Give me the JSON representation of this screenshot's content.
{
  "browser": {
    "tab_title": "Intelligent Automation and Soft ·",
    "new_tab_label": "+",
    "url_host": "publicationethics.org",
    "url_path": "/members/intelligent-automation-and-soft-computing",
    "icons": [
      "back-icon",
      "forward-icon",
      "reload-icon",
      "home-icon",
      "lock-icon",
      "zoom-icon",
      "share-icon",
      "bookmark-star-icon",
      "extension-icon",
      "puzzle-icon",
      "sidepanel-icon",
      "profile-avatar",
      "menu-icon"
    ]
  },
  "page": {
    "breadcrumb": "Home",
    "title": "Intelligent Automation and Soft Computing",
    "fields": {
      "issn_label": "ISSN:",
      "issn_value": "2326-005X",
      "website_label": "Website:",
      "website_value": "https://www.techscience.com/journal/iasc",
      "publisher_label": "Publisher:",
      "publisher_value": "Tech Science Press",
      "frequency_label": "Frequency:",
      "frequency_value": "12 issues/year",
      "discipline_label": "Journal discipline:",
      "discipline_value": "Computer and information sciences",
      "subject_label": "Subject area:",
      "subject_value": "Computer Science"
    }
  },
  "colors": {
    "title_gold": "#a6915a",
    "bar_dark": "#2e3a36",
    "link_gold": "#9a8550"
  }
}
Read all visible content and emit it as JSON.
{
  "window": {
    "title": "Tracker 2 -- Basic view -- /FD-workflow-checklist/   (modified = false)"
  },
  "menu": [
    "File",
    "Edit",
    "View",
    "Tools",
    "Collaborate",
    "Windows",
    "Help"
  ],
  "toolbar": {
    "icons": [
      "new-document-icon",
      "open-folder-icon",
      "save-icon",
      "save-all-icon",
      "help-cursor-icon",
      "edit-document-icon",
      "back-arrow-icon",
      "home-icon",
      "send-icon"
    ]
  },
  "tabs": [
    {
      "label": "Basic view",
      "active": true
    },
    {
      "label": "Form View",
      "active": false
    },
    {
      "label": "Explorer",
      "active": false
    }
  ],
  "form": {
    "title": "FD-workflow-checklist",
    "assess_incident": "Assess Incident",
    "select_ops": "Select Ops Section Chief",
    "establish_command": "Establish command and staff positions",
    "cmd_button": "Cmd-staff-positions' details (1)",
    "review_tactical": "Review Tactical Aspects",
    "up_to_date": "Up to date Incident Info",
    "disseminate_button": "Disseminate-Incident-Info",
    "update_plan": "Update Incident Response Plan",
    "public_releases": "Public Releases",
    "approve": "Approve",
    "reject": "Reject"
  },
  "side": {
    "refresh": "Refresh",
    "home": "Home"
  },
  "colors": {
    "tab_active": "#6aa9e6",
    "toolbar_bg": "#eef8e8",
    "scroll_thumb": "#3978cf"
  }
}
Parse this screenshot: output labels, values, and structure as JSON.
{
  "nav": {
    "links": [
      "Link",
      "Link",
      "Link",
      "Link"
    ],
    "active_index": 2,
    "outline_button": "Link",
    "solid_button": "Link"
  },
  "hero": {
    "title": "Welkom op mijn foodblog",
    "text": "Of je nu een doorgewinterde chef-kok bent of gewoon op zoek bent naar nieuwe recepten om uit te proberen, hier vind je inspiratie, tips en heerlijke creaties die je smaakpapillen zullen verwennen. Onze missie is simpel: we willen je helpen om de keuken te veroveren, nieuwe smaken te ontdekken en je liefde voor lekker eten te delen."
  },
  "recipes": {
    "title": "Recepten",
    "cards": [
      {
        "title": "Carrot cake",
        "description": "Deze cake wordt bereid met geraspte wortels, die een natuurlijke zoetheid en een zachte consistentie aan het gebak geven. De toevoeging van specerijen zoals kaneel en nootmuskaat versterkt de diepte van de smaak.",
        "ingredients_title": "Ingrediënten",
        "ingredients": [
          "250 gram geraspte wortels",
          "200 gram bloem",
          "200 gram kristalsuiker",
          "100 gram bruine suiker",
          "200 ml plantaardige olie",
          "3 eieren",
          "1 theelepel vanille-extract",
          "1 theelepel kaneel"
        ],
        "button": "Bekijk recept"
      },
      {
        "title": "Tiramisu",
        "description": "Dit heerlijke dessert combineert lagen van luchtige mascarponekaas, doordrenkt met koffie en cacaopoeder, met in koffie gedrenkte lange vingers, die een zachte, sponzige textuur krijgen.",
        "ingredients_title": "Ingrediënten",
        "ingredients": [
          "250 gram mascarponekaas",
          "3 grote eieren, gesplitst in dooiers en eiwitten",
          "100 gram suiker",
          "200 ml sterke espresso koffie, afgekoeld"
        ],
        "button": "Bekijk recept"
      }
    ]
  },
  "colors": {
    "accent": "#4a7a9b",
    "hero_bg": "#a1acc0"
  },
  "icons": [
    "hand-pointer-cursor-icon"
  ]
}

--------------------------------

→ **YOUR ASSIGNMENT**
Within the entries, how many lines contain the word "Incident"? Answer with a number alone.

→ **RESPONSE**
4